Given the recent protests of a Charles Murray lecture at Middlebury College in Vermont, and the injuries to the professor who interviewed him, some have asked why the Matthew J. Ryan Center at Villanova University has invited him to speak this week. What do we hope to achieve, they inquire, and, given the controversy, why haven't we rescinded the invitation?

We are happy to respond to these questions.

Murray's lecture on Thursday is part of an annual lecture series sponsored by the Ryan Center on American Political Ideas. We selected the topic - the administrative state and government over-regulation - last spring. Murray's latest book, By the People: Rebuilding Liberty Without Permission, examines this topic in detail, and thus he seemed a good fit for the lecture. This book builds upon the theme of his last (Coming Apart), which argued that class (not race) is the primary factor contributing to the fragmentation and polarization in American society. We should also note that Murray spoke at Villanova three years ago, without controversy.

Through this event we hope to achieve a greater awareness of the growth of the administrative state and its effects on civic discontent and fragmentation in America. This is reflected in the title Murray has given his lecture: "What Does Trumpism Mean for Liberty in the Long Run?"

In light of the events at Middlebury and the accusations there and at Villanova that Murray is a "white supremacist," some wonder why we haven't disinvited him.

First, we simply don't agree with this description of Murray. Second, four other universities - Duke, Columbia, New York University, and Notre Dame - have had this conversation in recent weeks, and all concluded that Murray should be allowed to speak. They decided that, while many faculty strongly repudiate Murray's work, his right to speak is a matter of academic freedom. We concur.

A number of members of the Villanova community believe Murray's work to be beyond the pale, even racist, and worry that bringing him to campus makes us complicit in his moral turpitude.

Our response to these questions is clear: While the purpose of the university prohibits the stifling of views with which one disagrees, it is also true that the moral obligation of all decent people is to reject racism in toto.

As to the the allegations against Murray, some are demonstrably untrue, others are robustly controverted. Murray is not an "admitted racist and sexist," as some claim. He himself denies the charges, strenuously, and we recommend reading his response to the Southern Poverty Law Center's attacks. In addition, many decent and fair-minded people have maintained that his work has been unjustly anathematized and unfairly maligned. At the very least, a genuine concern for the truth would suggest that any attacks be factually accurate and based on his actual words.

Our commitment as an academic community is to engage in the search for truth by way of the critical examination of ideas, argument, and evidence.
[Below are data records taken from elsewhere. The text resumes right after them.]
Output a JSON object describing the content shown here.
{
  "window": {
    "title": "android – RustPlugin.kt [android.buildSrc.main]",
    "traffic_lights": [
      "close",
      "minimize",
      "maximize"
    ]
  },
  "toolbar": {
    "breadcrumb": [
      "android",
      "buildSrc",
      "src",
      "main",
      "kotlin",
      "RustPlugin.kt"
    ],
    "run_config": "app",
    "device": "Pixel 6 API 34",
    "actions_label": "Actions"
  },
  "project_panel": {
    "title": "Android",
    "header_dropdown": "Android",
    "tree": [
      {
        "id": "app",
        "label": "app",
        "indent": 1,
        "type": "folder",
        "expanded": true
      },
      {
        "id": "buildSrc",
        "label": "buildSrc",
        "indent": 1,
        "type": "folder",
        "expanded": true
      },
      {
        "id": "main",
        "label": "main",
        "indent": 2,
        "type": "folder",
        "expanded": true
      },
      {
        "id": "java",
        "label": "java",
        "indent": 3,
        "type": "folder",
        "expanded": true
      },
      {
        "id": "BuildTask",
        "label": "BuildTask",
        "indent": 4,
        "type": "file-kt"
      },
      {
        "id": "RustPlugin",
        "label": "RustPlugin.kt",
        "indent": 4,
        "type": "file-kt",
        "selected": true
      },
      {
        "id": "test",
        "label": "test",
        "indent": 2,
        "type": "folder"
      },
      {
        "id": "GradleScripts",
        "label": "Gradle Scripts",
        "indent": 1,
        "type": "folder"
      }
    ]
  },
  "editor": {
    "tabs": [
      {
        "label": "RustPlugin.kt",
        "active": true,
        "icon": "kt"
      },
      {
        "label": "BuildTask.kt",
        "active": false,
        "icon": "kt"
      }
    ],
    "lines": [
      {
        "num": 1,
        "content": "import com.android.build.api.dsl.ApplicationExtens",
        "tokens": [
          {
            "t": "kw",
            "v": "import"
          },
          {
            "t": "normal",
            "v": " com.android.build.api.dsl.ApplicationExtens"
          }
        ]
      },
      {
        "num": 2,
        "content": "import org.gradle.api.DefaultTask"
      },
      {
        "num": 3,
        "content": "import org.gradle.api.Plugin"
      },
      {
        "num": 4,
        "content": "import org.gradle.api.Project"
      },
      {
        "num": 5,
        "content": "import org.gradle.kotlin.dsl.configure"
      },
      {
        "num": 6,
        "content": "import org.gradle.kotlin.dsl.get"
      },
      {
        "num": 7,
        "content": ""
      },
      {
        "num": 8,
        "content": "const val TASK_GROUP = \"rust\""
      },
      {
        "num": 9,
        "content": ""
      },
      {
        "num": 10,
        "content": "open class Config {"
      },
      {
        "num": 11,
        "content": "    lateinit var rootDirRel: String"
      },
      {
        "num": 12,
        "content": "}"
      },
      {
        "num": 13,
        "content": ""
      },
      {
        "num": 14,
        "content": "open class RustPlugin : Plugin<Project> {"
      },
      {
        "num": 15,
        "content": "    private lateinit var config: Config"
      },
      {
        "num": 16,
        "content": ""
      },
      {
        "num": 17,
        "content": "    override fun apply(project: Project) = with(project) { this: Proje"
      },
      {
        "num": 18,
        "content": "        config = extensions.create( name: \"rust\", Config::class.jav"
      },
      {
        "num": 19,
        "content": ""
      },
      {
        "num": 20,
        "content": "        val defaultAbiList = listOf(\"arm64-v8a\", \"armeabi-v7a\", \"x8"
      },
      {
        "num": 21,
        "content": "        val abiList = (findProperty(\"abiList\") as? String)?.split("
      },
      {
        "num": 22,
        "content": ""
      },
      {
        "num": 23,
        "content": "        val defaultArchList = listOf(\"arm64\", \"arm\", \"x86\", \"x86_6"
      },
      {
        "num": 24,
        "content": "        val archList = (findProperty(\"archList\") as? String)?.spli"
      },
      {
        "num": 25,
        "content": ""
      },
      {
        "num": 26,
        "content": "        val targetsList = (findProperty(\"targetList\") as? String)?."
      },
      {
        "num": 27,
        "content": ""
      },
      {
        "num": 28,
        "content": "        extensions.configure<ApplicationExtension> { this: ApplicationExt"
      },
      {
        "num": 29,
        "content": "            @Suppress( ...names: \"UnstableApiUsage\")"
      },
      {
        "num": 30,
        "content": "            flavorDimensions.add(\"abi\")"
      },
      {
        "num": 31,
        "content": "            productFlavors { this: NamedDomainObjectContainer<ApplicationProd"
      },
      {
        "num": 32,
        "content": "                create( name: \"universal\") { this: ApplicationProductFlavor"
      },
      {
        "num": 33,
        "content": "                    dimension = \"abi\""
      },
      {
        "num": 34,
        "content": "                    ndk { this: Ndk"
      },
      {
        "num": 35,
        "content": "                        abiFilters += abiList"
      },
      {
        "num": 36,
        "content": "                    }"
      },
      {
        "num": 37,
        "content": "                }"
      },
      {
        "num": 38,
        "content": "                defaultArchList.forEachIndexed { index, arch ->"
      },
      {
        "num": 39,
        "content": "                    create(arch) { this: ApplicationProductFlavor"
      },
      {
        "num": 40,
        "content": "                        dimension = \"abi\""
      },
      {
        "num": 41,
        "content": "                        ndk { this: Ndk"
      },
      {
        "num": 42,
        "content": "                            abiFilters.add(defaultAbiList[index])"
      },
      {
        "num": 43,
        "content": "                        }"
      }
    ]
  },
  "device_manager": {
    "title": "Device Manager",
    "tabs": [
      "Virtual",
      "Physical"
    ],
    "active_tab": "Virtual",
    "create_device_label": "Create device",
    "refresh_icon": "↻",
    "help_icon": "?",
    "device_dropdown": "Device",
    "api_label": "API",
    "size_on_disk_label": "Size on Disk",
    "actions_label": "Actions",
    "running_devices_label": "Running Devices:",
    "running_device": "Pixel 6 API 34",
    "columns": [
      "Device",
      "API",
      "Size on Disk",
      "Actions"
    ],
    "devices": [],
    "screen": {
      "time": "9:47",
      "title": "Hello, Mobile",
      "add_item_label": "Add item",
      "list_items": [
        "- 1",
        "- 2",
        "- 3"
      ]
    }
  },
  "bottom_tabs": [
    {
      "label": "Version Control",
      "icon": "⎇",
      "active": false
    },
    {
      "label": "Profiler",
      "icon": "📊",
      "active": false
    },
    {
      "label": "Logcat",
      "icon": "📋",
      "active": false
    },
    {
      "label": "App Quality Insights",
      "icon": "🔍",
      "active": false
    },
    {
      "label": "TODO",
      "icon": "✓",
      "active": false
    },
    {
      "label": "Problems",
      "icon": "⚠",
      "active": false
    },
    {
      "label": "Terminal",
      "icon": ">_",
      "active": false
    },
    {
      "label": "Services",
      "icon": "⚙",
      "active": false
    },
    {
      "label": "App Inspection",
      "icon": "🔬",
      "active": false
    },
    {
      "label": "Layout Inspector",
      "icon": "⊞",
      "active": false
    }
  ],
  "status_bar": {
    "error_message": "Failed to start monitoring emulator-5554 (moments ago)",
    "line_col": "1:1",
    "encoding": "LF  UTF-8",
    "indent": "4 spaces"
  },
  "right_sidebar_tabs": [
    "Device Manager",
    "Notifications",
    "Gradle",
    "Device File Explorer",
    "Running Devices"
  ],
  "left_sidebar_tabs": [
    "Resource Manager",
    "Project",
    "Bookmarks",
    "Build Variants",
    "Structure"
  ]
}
We hope that this current controversy at Villanova will not mark a turning point away from the university's dedication to these processes, and that we as a community will reaffirm our commitment to "respect and encourage the freedom proposed by St. Augustine, which makes civil discussion and inquiry possible and productive."

To do otherwise means abandoning our mission as a university and allowing the worst in our troubled culture to stifle and silence the better impulses of our nature. President Barack Obama was clear on this point during his commencement address at Howard University:

"Don't try to shut folks out, don't try to shut them down, no matter how much you might disagree with them. There's been a trend around the country of trying to get colleges to disinvite speakers with a different point of view, or disrupt a politician's rally. Don't do that - no matter how ridiculous or offensive you might find the things that come out of their mouths."

We could not agree more.

Without our expecting or intending it, Murray's lecture at Villanova has presented our community with a challenge. How will we respond? Will we shout down, accuse, and turn our backs on one another? Or will we use the opportunity to engage in a genuine and meaningful dialogue, taking account of our differences and respecting each others' sincerely held views?

Will we practice the Augustinian values of veritas, unitas, caritas, working together in pursuit of the truth and with generosity of heart? Or will we fail of our charge? It may be that as we speak, and listen, we shall find common ground; it may be that we will continue to disagree. But perhaps in the process we may find respect for the principled commitment and even temerity of those with whom we've spent time in honest conversation.